“The violence we were seeing was significant. In fact, I was not prepared for it,” said Garland. “It is a violet, brutal, forced attack.”
Garland also testified that Bradley “groomed” parents to accept him leaving the room with their children, by making a normal routine of carrying the children off alone to get “rewards,” such as a toy or ice pops.
A number of his young patients were receiving the drug Rocephin, a medication he would give in a series of three shots. Bradley allegedly told parents that the sugar from the treats would help relieve the pain of the shots and, under that pretense, take the children to get one.
He said that the ice pops were a “recurring theme,” and that in many of the videos where Bradley is allegedly forcing the children to perform oral sex on him, ice pops, as well as adhesive bandages on the children’s inner thighs, were visible. His assault would be so brutal, Garland said, that in some cases blood was produced from the victims’ mouths. Bradley, he testified, would rub the ice pops around the outside of the children’s mouths, to help disguise what had just occurred.
Garland, who has worked on child pornography cases on the national level, said that, in most cases, an offender would conceal from the video camera both their face and the face of their victim, in order to make identification difficult. However, Bradley did not do the same, he said.
“The defendant goes out of his way to make sure his face and the child’s face and anatomy is in the video,” Garland said.
Garland testified that the average age of Bradley’s alleged victims was 3.08 years, which included two 14-year old victims and three others who were elementary school- and junior high-age.
“There does appear to be a preference for toddlers,” he said, noting that the forced attacks were on those who had extremely limited verbal skills.
“There was nothing that prepared me for this. I was yelling at the computer screen to ‘let her up,’” Garland said. “These rapes were violent and brutal… It was like nothing I had ever seen before.”

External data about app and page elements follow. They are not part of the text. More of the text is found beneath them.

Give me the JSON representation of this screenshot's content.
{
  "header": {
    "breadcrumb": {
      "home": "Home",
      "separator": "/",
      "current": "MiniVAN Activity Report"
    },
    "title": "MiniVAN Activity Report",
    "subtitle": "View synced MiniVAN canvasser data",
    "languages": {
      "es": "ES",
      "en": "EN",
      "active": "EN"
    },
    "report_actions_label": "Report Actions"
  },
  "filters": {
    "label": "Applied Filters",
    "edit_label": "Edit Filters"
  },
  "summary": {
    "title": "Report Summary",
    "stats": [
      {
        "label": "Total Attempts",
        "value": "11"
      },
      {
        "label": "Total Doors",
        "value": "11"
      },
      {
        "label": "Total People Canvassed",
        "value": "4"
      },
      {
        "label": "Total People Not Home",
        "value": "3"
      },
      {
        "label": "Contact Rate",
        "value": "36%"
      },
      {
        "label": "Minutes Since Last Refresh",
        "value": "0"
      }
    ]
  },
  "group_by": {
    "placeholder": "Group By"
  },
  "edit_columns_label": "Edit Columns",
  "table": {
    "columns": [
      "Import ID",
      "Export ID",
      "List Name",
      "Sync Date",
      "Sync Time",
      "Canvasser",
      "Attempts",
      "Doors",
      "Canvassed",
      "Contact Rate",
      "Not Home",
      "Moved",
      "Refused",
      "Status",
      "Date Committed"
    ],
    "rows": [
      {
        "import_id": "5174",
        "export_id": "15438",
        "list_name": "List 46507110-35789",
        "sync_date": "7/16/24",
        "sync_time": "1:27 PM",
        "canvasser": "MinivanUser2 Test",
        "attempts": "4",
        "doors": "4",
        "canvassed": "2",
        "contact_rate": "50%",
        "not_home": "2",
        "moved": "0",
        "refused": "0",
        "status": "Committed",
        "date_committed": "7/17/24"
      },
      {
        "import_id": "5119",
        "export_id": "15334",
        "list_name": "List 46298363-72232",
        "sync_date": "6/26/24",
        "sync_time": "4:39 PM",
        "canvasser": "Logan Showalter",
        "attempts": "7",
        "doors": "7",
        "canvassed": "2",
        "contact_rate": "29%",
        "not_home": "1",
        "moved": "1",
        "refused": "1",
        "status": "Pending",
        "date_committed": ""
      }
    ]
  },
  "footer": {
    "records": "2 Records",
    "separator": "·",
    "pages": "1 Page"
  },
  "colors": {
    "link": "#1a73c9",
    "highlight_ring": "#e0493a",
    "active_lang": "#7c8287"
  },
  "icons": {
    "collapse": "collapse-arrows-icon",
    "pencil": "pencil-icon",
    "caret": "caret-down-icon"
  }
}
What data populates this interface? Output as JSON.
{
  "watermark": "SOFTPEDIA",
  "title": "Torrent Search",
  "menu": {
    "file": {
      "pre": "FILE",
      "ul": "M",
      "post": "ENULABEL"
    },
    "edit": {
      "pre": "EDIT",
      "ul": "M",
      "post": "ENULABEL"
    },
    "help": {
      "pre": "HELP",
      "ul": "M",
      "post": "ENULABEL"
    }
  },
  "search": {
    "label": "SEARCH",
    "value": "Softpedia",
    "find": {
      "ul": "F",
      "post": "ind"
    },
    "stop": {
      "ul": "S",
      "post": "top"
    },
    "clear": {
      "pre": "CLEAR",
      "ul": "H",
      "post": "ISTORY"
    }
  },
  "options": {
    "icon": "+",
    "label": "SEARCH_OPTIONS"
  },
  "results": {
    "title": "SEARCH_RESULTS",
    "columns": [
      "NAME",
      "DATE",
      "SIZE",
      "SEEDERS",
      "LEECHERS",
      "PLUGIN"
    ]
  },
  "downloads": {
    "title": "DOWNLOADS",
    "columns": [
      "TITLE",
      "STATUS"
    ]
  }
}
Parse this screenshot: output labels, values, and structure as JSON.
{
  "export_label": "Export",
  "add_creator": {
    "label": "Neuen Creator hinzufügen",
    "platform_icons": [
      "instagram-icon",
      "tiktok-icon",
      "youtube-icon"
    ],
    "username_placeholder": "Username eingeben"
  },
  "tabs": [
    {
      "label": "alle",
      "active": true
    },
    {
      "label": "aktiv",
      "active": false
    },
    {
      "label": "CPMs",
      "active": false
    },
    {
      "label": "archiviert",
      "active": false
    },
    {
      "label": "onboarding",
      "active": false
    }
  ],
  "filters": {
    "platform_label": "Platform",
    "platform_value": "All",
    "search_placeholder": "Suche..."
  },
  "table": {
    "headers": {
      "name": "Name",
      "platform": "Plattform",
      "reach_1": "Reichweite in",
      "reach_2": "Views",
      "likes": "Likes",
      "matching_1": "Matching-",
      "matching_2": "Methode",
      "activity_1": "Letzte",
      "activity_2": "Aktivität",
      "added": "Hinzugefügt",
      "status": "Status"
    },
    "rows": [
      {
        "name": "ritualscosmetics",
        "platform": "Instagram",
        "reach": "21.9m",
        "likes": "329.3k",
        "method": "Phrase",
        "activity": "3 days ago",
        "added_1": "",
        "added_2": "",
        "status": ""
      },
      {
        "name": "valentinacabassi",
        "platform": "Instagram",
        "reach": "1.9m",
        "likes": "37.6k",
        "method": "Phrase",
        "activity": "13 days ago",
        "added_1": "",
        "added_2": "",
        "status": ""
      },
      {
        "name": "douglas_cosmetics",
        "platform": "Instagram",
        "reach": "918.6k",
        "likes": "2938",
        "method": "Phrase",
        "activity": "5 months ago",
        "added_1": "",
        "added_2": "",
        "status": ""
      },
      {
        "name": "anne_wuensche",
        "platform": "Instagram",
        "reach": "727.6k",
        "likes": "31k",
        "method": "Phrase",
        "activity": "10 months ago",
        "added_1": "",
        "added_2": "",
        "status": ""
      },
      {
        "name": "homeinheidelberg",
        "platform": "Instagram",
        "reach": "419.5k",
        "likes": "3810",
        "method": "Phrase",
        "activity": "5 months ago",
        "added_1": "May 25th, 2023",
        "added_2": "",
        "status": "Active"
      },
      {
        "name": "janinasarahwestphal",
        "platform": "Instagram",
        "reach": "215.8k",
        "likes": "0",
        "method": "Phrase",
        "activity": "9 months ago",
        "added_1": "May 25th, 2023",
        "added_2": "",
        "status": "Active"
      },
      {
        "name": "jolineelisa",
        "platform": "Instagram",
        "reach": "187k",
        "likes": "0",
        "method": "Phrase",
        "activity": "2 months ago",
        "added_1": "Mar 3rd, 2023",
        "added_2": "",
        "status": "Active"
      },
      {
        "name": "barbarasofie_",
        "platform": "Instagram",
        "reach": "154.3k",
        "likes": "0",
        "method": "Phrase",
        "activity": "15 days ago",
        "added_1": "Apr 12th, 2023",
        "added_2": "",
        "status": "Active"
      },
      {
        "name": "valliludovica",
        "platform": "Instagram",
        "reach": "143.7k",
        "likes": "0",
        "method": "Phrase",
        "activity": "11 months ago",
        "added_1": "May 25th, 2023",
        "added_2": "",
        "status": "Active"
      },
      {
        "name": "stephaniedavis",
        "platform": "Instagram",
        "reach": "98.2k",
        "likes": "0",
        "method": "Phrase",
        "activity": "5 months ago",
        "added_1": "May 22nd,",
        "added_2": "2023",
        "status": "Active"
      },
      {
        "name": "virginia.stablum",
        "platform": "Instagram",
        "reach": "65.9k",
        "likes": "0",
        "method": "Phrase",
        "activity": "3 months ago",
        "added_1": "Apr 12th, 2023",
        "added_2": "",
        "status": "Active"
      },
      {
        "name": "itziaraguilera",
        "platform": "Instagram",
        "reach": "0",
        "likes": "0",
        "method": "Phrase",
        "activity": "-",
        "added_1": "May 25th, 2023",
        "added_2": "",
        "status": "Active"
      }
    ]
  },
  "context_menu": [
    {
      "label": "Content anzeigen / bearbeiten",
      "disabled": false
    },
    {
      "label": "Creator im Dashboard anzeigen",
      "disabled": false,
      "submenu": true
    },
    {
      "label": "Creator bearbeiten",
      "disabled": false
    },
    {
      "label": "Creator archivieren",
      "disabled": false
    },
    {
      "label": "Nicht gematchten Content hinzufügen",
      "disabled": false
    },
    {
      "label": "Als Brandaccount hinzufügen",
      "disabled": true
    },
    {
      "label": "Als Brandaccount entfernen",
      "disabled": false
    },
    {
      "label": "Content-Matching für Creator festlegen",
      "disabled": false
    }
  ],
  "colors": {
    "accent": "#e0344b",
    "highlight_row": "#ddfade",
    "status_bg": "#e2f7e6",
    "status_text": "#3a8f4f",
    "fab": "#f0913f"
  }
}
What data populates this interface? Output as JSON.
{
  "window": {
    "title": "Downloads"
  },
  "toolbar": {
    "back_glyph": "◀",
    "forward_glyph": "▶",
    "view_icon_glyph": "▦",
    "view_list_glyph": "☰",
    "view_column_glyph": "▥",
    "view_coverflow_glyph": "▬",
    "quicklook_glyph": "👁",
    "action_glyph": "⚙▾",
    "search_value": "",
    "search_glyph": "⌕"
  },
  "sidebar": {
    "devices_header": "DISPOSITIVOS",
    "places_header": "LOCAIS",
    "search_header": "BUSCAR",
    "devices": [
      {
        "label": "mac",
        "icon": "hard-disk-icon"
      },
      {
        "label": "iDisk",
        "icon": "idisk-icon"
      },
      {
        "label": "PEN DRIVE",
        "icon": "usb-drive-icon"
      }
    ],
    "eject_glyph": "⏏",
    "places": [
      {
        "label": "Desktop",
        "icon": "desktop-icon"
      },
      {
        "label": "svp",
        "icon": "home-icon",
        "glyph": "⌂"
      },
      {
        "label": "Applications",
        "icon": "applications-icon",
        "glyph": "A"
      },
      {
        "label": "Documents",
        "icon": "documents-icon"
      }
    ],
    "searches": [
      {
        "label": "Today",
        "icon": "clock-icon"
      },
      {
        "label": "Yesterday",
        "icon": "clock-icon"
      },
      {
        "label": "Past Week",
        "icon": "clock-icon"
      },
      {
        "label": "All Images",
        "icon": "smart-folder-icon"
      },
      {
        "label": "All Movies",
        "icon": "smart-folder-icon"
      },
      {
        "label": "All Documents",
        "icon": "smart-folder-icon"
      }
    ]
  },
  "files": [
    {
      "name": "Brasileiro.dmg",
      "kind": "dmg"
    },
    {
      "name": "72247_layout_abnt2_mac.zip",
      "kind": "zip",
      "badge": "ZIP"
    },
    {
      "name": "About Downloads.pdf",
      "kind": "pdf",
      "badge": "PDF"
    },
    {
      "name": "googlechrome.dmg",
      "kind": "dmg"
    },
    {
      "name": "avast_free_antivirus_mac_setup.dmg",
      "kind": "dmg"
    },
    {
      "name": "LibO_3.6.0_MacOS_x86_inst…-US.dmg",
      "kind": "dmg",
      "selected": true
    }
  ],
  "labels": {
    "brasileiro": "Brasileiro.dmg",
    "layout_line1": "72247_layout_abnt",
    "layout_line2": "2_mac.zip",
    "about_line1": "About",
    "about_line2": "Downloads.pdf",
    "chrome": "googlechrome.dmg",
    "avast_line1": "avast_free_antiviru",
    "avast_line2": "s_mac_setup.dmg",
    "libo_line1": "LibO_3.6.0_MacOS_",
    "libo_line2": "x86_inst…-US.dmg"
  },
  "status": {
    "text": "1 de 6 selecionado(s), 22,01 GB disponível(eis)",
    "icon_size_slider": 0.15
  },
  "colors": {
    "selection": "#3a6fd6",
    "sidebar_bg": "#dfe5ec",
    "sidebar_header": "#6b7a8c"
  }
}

Carpenter said on Tuesday that he would alert counsel when he was prepared to render his verdict. No date was set for his announcement. When a verdict is rendered, the Coastal Point will post it to our Web site at www.coastalpoint.com, as well as on Facebook at www.facebook.com/coastalpoint and on Twitter, @coastalpoint.